With the many bills an adult needs to deal with, it can be quite taxing to keep a strong financial strategy together. One of these monetary issues may be student loans, as many college grads are still dealing with a high debt level while trying to take care of other expenses.
Approximately one in every six adults have not yet finished their student loan payments, a report from FindLaw.com explained. However, just 7 percent reported they owed at least $50,000, while the vast majority had a bill that was less than $25,000.
“As the cost of a college education has risen, so has the number of graduates carrying a substantial amount of student loan debt,” said Stephanie Rahlfs, an attorney-editor with FindLaw.com. “Ideally, students use their degrees to land well-paying jobs and quickly pay off their loans. But job markets are cyclical and careers don’t always go according to plan. Student loans can be a big financial burden, but there are various options available to those who are unable to repay their loans.”
Student loans were a popular option to help deal with college expenses. The report explained that close to one-third of those who completed a college education had these payment options. Of those, approximately 55 percent are working to pay these down, and nearly 70 percent of the group were in an age bracket between 24 and 44 years old.
Despite this, there is still a majority of those with student loan payments outstanding. The report added that less than half have paid off their loans, or had them removed for various reasons.
Many workers set to earn more money
Getting bills such as college loans paid off may take an extra focus on financial discipline, but earning more money overall can help young people. Prioritizing hard work may help some individuals take care of their finances more easily.
The salary increase level this year should rise to approximately 2.9 percent, a report from Aon Hewitt explained. This would be a jump from the lowest level on record of 1.8, recorded in 2009. Additionally, another gain may occur in 2014, as the figure could reach 3 percent.

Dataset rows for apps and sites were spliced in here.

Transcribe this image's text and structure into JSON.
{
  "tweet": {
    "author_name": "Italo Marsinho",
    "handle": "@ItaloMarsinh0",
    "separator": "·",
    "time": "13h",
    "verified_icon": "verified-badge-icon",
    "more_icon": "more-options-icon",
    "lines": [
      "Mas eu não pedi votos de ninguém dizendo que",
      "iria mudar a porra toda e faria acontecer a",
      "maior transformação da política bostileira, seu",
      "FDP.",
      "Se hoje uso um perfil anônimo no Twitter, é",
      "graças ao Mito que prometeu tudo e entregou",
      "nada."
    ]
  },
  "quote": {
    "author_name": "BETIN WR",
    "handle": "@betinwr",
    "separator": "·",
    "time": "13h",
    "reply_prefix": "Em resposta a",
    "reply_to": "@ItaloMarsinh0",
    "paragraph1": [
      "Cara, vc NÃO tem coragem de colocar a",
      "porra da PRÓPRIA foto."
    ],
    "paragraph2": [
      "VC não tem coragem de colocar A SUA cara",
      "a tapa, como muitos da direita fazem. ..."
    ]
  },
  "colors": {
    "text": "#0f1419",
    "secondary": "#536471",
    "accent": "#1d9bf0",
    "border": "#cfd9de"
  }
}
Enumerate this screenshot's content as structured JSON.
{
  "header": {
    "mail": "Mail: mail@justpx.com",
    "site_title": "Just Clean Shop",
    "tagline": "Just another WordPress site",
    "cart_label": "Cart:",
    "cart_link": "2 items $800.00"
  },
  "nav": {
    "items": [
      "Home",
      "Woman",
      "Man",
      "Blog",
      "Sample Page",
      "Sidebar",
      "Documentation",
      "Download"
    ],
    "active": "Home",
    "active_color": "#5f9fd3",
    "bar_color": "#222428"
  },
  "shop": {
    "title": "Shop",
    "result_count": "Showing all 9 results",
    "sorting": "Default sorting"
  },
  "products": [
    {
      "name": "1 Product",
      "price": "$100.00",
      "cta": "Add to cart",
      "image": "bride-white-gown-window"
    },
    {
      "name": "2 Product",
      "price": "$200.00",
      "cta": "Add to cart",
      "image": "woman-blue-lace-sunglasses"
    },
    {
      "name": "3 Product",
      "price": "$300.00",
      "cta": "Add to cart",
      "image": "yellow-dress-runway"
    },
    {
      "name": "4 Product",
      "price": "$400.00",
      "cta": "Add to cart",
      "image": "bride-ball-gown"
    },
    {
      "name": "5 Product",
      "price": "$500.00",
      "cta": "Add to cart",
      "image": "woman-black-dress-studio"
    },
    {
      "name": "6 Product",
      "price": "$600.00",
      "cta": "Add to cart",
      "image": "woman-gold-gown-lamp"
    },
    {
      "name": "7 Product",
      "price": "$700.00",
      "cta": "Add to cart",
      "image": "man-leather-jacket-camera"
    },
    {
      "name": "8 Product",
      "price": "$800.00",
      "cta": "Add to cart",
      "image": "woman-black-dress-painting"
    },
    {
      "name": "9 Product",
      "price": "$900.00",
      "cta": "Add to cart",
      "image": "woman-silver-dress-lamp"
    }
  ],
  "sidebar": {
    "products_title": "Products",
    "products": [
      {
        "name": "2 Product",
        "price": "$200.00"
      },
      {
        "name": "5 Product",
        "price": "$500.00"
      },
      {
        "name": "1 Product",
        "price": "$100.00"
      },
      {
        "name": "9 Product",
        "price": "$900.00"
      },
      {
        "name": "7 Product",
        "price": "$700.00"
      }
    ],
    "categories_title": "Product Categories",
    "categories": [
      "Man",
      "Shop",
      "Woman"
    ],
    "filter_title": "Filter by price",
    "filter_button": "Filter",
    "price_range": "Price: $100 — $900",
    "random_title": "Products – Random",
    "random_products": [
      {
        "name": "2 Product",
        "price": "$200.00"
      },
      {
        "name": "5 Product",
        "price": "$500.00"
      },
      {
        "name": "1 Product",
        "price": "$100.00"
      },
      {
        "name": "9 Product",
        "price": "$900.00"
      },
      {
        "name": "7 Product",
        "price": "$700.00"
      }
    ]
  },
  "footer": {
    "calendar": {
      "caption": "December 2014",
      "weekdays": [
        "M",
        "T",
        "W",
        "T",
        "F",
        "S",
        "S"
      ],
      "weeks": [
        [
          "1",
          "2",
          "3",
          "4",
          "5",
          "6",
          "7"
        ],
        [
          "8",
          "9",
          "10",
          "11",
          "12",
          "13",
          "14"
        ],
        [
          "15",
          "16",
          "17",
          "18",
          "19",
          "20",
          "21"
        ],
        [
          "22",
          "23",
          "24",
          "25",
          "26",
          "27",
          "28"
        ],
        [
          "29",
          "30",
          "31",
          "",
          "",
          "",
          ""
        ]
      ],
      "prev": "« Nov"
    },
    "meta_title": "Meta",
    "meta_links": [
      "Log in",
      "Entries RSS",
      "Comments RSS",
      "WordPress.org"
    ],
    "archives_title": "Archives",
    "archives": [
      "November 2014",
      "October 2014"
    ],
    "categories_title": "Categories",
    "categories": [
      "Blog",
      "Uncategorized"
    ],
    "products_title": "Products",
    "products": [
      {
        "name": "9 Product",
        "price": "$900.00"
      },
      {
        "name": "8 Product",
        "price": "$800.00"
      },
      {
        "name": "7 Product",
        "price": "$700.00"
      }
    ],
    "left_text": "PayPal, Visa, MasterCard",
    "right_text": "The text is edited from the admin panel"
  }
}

Next year’s level would be the most impressive salary gain in the past six years, the report added. In 2008, the figure was 3.7 percent, on average.